For its 20th anniversary, Kate Spade is releasing a capsule collection with Keds. We especially like the pink-dipped shoe that reads "Kick up your heels." [via Fashionologie]
Last year for Halloween Jacob Soboroff dressed as Larry King -- suspenders, grey hair, jutting chin. This year, Soboroff -- a host at The Huffington Post's new web TV venture, HuffPost Live -- interviewed the man himself. "I've got a man crush on you," he told the CNN interviewer. "I'm nerding out. Larry King is here, people!"
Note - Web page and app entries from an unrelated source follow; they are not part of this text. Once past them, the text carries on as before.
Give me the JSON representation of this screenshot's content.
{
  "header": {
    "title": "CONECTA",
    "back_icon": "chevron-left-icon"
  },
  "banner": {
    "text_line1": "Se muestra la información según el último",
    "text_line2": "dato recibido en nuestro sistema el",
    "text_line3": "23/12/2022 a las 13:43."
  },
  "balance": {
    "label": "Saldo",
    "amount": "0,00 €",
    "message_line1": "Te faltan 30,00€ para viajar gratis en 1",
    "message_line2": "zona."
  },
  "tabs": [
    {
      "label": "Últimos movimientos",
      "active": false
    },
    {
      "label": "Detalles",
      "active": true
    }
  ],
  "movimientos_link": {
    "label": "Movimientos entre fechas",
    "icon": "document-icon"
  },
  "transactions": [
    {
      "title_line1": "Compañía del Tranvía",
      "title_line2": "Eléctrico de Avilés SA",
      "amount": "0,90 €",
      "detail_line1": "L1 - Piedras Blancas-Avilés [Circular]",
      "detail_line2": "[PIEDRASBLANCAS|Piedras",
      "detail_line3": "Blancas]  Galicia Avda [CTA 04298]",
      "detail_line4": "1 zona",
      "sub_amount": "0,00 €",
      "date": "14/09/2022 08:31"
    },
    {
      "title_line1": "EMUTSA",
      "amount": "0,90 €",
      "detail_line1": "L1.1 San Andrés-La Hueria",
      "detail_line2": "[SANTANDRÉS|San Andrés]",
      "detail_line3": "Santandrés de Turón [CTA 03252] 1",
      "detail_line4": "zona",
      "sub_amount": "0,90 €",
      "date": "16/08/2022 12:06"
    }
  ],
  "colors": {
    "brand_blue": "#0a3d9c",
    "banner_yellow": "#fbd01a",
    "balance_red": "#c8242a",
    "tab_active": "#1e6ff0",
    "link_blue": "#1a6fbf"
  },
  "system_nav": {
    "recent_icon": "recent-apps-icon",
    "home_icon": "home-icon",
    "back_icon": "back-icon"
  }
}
At HuffPost Live, Soboroff is both nerd and starlet, a suave on-camera host and a fact-dropping dork who manages to come across as self-effacing and fun -- just what an informal streaming broadcast needs. Looking like a young Ira Glass in as-thick glasses, Soboroff, 29, is both the serious son of former L.A. mayoral candidate Steve Soboroff, and the glam husband of Band of Outsiders' Nicole Cari. He studied at NYU where he mixed a degree in politics with a little acting -- playing George Aaronow in Glengarry Glen Ross. "They obvisly cast me as the nebbishy Jewish guy," he says. Soboroff interned for Mayor Michael Bloomberg, then found himself crisscrossing the country as the on-camera interviewer for the bipartisan organization Why Tuesday?, which seeks to move Election Day to the weekend for greater voter turnout. AMC executives saw those clips and tapped him as their red-carpet version of Ryan Seacrest. "I thought, 'How do I put these two things together: the entertainment business and politics?'"
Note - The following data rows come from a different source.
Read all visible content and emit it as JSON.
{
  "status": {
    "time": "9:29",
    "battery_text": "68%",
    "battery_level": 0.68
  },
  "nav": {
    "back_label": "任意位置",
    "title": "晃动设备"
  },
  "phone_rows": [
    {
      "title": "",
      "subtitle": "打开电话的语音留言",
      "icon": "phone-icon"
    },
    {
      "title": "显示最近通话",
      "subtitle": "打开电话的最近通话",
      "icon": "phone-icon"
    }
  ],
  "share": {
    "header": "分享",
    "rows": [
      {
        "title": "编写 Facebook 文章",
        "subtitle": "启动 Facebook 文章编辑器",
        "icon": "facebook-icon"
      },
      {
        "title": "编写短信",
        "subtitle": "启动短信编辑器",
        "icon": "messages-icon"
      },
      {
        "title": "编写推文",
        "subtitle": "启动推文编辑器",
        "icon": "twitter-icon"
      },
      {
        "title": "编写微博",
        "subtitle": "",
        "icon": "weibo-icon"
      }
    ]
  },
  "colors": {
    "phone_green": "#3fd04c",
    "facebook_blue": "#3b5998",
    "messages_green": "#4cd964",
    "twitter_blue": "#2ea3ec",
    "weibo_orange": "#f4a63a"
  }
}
Founded in August, HuffPost Live streams 12 hours a day, combining traditional hosts, leather sofas and regular interviews with viewer questions from its chatrooms and on-screen videos from those who join via webcam. Without a time limit, hosts banter as they switch between segments -- giving it the casual feel of a podcast.
On air, Soboroff showcases both sides of himself, interviewing the likes of his former boss, Mr. Bloomberg, and improvising a spirited, jig-like dance to fill time between segments. Dancing? On the news? "That's what happens when you're on air 12 hours a day."
the geodesic dome will not only serve as a relief center throughout the winter months
but also provide architects, artists and scientists a platform to discuss how to rebuild
the vulnerable part of new york after the changed climate conditions,
and provide a meeting point in one of the hardest hit areas in new york.
For more information about the Rockaway Waterfront Alliance, visit their website.
Image of the PS1 performance dome by Jules Antonio on Flickr.